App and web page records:

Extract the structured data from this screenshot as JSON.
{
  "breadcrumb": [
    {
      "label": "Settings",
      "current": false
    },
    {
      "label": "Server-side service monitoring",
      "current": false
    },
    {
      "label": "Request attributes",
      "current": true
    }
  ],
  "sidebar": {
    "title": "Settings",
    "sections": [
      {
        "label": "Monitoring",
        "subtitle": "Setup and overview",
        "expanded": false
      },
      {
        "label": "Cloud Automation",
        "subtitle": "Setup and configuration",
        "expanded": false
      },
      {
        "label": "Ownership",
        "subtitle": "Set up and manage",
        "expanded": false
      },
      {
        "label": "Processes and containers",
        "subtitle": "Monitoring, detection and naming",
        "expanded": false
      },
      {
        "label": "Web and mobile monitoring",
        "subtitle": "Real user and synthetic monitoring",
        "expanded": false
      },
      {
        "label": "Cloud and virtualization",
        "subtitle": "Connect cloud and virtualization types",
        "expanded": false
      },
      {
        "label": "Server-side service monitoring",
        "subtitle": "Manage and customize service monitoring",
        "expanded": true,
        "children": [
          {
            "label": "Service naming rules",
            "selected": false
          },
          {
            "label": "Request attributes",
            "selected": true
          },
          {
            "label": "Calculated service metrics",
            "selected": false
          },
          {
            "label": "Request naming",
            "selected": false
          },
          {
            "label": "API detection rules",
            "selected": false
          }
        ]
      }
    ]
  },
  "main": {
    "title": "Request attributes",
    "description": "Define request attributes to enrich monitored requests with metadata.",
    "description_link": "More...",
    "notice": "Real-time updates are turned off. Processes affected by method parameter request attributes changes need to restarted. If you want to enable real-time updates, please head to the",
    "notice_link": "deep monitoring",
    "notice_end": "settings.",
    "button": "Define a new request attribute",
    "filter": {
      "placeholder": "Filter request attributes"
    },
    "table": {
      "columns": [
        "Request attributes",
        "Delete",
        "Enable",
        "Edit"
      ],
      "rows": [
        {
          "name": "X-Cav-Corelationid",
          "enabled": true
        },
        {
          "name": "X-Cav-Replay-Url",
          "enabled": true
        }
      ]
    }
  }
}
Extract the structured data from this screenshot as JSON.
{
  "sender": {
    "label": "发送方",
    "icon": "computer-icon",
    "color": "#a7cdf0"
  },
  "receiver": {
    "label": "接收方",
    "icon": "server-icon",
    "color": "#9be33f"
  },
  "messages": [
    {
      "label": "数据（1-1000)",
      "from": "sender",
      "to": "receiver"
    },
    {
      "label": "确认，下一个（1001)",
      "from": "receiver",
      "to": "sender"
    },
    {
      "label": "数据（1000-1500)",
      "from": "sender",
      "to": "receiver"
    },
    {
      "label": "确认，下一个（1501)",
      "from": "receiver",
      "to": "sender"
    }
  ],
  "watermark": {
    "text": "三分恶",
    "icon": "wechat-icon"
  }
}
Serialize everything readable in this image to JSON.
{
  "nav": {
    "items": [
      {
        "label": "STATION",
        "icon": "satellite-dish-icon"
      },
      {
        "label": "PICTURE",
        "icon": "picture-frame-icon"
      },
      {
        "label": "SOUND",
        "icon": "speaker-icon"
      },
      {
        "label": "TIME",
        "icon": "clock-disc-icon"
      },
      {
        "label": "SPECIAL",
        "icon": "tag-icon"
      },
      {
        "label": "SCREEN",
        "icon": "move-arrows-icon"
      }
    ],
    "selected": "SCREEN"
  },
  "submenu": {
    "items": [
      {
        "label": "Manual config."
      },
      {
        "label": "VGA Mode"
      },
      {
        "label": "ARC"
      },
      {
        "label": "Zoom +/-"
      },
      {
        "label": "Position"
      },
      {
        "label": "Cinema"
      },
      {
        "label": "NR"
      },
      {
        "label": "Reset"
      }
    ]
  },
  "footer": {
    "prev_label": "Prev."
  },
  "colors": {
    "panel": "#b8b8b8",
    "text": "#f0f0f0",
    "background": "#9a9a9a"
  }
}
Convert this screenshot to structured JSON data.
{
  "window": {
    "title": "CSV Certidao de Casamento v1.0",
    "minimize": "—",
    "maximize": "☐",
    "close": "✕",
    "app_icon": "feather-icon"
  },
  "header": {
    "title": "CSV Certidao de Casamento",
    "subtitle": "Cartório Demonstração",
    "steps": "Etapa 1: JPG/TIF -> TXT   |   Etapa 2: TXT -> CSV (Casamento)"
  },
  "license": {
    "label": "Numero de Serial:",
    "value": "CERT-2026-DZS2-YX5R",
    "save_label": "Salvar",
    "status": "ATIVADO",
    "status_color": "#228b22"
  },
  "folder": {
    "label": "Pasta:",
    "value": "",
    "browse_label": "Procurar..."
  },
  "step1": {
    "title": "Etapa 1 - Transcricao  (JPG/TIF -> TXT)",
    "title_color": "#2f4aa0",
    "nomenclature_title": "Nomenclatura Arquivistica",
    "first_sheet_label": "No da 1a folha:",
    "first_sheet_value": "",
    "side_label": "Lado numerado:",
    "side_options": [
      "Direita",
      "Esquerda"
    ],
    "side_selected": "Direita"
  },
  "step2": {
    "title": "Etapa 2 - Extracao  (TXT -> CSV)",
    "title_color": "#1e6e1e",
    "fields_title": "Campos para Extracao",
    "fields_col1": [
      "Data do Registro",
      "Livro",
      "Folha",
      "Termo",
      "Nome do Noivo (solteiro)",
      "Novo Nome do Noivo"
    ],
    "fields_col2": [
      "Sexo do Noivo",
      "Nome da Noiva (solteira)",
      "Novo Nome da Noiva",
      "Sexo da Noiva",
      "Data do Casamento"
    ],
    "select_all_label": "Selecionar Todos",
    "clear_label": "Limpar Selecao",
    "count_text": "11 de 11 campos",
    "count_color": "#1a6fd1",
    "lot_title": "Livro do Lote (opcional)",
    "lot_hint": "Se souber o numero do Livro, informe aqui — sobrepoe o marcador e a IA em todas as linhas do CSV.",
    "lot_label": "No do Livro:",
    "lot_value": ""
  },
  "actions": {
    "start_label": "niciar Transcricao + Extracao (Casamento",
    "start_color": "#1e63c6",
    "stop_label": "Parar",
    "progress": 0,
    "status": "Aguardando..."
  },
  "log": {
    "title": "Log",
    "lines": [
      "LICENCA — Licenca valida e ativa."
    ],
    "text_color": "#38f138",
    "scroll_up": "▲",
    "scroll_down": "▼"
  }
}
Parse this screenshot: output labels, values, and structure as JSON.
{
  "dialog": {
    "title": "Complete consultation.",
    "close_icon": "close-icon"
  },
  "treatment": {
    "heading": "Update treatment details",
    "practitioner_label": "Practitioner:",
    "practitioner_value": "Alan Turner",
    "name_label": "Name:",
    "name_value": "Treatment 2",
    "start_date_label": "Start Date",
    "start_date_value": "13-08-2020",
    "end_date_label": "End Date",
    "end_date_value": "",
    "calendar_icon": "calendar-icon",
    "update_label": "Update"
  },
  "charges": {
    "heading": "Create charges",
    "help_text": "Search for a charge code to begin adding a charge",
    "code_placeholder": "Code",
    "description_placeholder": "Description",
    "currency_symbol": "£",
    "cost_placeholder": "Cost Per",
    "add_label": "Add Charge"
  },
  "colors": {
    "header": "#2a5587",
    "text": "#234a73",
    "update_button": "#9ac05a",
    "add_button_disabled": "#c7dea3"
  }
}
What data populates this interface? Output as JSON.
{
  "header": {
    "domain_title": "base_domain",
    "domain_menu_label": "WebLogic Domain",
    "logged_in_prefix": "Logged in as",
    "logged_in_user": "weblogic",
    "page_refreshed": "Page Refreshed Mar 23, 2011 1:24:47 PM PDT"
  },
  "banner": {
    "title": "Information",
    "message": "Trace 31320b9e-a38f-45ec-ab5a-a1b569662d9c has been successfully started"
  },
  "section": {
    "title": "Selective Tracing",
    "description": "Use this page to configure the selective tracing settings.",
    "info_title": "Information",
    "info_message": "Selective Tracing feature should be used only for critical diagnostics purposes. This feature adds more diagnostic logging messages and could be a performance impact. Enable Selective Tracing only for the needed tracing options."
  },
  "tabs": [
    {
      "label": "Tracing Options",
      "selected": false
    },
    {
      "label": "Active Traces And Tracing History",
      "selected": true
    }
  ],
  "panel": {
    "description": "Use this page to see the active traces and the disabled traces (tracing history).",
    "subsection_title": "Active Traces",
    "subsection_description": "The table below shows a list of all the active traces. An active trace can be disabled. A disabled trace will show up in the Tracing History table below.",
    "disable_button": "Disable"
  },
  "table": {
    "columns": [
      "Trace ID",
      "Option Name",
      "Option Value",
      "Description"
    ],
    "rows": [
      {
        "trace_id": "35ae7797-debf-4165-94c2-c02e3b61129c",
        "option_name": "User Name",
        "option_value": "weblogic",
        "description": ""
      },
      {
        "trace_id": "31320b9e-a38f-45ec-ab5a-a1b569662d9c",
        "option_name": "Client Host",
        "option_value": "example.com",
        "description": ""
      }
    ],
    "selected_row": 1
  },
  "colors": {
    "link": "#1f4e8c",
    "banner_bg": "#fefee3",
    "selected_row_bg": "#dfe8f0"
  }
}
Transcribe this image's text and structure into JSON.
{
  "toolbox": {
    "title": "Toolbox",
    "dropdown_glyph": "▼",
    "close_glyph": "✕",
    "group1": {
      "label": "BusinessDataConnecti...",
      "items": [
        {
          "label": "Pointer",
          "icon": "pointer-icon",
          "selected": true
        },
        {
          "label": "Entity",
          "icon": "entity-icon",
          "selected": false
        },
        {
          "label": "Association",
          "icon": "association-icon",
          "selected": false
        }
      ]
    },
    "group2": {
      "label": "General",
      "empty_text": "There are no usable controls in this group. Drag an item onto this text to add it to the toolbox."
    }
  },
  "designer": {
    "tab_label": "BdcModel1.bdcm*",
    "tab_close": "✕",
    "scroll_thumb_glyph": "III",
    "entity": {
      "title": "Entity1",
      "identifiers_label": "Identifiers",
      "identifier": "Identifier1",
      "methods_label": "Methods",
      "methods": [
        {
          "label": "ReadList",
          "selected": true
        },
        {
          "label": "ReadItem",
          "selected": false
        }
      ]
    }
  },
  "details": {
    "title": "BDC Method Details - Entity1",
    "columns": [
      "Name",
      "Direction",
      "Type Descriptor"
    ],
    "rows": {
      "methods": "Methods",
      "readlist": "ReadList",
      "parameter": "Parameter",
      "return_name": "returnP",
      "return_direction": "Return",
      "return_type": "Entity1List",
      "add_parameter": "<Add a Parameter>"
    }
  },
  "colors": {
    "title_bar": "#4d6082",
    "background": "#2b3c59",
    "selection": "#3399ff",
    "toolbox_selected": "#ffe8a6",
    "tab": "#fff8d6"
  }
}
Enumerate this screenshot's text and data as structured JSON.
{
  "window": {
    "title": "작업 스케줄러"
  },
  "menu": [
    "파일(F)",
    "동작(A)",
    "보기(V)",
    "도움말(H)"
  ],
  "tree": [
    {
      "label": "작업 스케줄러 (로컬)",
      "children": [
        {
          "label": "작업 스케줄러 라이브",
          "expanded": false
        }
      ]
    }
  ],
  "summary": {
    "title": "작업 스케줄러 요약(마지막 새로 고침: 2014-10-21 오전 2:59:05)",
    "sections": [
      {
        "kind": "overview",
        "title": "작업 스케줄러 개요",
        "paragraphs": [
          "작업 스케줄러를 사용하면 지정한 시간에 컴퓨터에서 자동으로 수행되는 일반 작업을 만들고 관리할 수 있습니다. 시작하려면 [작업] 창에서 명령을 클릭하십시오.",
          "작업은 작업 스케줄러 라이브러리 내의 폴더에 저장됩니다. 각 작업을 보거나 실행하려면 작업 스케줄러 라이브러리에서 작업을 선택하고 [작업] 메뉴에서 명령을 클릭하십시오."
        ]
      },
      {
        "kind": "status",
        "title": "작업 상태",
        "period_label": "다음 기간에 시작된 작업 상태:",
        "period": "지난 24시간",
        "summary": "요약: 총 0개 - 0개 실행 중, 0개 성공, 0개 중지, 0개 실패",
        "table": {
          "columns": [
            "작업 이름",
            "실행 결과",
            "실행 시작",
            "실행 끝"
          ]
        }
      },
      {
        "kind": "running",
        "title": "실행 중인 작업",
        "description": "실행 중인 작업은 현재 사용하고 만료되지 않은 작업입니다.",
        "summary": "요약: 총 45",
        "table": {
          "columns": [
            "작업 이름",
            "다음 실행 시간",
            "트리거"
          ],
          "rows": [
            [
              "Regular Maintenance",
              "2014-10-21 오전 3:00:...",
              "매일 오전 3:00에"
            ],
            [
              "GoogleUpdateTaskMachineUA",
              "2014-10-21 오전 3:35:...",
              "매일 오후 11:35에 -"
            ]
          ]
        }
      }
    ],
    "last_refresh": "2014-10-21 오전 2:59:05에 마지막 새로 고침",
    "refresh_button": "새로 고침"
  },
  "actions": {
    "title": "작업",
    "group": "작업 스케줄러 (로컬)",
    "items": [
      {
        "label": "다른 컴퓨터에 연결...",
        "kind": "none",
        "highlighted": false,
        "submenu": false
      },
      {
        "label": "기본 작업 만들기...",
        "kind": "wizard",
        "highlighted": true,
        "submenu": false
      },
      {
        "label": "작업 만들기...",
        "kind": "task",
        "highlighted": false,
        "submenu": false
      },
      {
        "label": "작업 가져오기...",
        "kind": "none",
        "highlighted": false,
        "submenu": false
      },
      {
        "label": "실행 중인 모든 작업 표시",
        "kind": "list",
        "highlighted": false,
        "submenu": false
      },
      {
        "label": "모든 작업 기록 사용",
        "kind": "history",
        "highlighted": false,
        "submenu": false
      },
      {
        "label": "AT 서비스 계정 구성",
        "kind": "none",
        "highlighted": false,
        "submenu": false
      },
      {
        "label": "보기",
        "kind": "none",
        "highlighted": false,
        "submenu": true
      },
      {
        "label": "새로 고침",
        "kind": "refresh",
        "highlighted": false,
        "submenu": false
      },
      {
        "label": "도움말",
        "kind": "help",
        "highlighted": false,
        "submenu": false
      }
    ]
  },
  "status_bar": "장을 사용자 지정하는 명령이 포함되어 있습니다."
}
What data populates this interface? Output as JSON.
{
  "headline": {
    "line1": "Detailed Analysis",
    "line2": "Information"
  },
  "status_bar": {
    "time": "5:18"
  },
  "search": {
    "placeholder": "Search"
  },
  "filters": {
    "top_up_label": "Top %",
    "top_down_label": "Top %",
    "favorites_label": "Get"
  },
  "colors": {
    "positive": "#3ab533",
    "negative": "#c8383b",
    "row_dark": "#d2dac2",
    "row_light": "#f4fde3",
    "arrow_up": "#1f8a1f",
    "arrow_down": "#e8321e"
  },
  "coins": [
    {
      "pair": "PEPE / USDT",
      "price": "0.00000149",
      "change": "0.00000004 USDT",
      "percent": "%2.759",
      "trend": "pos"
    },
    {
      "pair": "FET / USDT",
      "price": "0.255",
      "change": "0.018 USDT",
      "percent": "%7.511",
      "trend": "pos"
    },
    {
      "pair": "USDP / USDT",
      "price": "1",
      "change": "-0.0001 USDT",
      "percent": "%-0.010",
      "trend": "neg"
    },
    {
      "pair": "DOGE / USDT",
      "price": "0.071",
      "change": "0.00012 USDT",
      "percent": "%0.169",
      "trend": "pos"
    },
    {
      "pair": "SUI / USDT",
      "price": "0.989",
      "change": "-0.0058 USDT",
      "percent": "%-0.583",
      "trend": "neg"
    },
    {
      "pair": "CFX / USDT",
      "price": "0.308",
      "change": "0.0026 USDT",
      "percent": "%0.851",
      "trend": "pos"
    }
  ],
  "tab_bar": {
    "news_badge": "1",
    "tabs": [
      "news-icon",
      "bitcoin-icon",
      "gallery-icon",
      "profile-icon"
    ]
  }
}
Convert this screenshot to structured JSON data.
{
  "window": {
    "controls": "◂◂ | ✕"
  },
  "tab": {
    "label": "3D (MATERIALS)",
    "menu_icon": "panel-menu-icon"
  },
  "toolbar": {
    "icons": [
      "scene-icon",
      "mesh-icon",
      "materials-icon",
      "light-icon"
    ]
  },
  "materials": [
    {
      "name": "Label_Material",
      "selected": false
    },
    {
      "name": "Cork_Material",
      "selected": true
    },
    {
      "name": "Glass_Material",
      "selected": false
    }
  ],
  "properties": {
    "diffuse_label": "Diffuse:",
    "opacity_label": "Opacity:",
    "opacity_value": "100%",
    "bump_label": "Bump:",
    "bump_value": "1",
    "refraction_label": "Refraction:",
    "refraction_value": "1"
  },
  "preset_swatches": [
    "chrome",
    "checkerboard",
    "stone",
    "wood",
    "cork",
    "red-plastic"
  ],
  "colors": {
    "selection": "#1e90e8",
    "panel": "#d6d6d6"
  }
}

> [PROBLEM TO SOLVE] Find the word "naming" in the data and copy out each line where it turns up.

> [ANSWER SPACE]
        "subtitle": "Monitoring, detection and naming",
            "label": "Service naming rules",
            "label": "Request naming",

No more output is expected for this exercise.